meaning "quiet, still, peaceful, gentle". This is one of the most common surnames in Russia.
From Middle English smoc, smok meaning "smock", "shift", hence a metonymic occupational name for someone who made or sold such garments, or a nickname for someone who habitually wore a smock (the usual everyday working garment of a peasant).
A Flemish occupational name equivalent to "Miller", meaning a person who operated a wind or water mill for grinding grain.
SNAPEEnglish (British), Scottish
An old, now rare surname, with various origins in Suffolk and Yorkshire in England and Lanarkshire in Scotland. This is also the name of Severus Snape, a character from J.K. Rowling's Harry Potter book series.
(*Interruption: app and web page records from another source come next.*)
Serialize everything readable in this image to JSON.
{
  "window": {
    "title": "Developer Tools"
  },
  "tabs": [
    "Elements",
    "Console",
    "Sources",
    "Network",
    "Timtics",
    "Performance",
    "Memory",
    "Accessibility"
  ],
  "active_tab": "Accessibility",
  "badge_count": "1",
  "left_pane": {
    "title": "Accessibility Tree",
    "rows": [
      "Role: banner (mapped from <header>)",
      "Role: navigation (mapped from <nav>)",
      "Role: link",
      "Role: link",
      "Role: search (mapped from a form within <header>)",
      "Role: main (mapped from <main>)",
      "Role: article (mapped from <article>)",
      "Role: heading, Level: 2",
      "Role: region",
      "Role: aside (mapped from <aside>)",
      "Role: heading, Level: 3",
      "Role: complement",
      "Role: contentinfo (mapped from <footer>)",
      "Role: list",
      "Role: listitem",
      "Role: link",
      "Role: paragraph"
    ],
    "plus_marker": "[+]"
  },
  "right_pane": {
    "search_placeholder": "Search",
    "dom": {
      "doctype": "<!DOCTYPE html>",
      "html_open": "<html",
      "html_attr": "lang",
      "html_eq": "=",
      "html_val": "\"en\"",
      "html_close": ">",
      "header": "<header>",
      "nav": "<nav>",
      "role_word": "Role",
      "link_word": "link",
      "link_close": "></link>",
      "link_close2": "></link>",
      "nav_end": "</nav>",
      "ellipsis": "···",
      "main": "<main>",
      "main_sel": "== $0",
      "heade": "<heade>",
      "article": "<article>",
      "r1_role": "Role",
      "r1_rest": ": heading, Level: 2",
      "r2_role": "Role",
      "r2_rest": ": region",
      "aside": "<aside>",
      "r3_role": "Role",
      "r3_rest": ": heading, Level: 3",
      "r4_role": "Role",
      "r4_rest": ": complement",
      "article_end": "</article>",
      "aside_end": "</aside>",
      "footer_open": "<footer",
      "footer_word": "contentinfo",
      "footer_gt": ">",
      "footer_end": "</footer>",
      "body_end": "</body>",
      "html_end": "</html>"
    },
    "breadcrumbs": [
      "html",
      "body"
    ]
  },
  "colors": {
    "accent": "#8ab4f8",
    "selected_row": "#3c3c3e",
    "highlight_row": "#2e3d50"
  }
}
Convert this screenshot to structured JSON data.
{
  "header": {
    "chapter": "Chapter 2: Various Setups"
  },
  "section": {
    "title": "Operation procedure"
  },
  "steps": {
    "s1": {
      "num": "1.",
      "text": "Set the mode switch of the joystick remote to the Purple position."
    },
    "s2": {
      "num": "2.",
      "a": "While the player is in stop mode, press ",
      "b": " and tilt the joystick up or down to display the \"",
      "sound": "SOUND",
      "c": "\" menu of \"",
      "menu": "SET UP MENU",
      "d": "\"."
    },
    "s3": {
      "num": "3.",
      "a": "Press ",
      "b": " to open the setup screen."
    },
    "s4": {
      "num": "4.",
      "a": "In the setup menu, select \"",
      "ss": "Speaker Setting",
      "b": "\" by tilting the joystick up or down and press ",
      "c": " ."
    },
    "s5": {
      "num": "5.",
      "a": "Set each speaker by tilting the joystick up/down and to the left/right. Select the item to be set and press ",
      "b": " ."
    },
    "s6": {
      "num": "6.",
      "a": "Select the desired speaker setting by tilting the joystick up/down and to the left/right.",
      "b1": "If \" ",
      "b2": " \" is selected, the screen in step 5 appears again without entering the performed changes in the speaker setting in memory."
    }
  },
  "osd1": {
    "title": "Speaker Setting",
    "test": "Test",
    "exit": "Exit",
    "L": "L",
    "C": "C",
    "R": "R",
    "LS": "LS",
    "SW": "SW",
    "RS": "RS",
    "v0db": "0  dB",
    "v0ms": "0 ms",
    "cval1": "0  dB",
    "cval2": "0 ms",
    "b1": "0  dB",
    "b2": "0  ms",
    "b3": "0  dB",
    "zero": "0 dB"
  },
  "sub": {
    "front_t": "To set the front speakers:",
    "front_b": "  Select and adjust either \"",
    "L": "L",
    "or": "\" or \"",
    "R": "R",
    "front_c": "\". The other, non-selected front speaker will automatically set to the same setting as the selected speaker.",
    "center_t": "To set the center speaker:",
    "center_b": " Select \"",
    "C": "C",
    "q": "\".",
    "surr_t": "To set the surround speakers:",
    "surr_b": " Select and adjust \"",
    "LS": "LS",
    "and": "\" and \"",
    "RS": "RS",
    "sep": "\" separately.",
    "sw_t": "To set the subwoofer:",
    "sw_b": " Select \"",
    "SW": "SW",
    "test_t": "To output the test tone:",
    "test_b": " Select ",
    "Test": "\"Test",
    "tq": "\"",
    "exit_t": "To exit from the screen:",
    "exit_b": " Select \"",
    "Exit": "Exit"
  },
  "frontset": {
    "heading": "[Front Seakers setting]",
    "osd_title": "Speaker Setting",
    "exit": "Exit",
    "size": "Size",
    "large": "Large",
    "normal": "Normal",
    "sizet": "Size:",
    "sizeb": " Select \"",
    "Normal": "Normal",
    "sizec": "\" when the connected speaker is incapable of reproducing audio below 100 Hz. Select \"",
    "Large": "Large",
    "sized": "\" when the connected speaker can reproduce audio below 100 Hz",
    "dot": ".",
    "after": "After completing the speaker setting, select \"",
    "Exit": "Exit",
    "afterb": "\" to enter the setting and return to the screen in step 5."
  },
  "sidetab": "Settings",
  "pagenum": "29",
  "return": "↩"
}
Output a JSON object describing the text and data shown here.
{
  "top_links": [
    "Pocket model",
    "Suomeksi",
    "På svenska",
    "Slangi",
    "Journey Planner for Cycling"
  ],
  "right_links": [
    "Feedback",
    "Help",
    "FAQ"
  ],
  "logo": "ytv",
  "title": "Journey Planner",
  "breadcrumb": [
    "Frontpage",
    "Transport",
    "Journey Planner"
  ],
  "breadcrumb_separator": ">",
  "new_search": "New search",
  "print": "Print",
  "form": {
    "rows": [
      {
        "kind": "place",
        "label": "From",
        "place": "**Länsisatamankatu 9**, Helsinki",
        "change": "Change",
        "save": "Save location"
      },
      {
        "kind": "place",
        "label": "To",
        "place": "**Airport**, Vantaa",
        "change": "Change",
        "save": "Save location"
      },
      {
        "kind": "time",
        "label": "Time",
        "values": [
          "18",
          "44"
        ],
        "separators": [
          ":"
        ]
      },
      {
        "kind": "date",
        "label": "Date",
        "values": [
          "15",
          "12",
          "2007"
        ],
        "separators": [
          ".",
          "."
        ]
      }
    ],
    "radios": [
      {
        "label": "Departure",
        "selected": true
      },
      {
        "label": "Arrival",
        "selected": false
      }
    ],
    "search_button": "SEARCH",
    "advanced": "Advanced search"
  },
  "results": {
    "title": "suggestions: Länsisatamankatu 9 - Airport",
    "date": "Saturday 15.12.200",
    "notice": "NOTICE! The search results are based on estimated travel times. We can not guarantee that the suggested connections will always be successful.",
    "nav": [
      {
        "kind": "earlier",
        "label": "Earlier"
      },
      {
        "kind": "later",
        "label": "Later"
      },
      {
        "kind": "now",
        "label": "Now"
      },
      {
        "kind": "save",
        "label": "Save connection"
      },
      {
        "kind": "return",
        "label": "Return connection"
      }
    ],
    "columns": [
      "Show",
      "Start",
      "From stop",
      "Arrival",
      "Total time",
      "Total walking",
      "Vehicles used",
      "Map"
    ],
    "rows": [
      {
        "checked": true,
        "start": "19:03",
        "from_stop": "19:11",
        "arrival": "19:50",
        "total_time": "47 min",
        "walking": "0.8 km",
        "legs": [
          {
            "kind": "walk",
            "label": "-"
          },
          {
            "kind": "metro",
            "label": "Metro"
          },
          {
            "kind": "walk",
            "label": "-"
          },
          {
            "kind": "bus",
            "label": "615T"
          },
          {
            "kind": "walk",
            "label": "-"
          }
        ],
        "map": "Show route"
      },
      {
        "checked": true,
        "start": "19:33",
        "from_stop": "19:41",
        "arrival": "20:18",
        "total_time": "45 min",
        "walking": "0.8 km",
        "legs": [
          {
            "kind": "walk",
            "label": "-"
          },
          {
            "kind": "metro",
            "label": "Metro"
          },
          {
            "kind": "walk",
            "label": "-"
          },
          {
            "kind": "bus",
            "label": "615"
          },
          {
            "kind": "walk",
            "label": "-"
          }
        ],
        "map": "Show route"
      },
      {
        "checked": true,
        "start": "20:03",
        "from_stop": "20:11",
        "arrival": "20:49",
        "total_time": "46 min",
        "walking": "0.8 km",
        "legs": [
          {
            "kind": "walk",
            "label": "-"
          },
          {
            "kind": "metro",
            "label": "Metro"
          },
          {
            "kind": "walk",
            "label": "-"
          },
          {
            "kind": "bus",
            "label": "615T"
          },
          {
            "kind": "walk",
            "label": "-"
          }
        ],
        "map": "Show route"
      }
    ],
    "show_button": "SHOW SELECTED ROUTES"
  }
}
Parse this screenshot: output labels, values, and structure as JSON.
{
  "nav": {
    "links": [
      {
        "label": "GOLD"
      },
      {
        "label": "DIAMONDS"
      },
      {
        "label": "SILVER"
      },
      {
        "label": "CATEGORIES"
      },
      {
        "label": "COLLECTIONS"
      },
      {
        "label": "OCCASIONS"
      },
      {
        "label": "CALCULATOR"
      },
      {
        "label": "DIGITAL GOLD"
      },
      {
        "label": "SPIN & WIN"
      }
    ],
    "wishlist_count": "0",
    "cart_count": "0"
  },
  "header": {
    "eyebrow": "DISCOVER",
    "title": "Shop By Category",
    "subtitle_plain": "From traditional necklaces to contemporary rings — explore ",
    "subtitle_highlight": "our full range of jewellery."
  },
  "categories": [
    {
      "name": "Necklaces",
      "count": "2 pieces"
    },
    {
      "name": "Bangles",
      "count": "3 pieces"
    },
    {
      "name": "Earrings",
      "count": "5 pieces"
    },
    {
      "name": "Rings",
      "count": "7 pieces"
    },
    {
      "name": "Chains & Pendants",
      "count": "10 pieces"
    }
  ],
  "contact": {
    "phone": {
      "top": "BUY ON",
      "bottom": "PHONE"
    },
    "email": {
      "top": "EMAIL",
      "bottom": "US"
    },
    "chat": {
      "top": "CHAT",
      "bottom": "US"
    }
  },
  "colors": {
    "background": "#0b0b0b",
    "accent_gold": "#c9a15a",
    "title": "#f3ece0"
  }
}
History largely unknown. The word's original meaning, in the mid-nineteenth century, was to snort / snore, or to find fault. ... [more]
Means "son of Snell
", Snell being a nickname for a brisk or active person, from Middle English snell
"quick, lively" (cf. the Dutch cognate Snell
), but "in part also representing a survival of the Old English personal name Snell or the Old Norse cognate Snjallr
Habitational name from Snowden, a place in West Yorkshire named from Old English snāw ‘snow’ + dūn ‘hill’, i.e. a hill where snow lies long.
Variant spelling of Snowden
, a surname initially used by the Border Reivers. Comes from the mountain in Wales.
Although there are two Chinese characters for the So surname, one of these is extremely rare and can be discounted (there are only about two hundred people in Korea who use this rare character). Some records indicate that the more common character for So has as many as 165 clans, but only eleven of them can be documented... [more]
Metonymic occupational name for a salt seller or producer, from só
First recorded in the Domesday Book of 1086 with that of Warin de Saham, lord of the manor. It is therefore one earliest of all surnames recorded anywhere, being locational from a village called Soham in the county of Cambridgeshire... [more]
Habitational name for someone from a place called Sobanice, in Ciechanów voivodeship.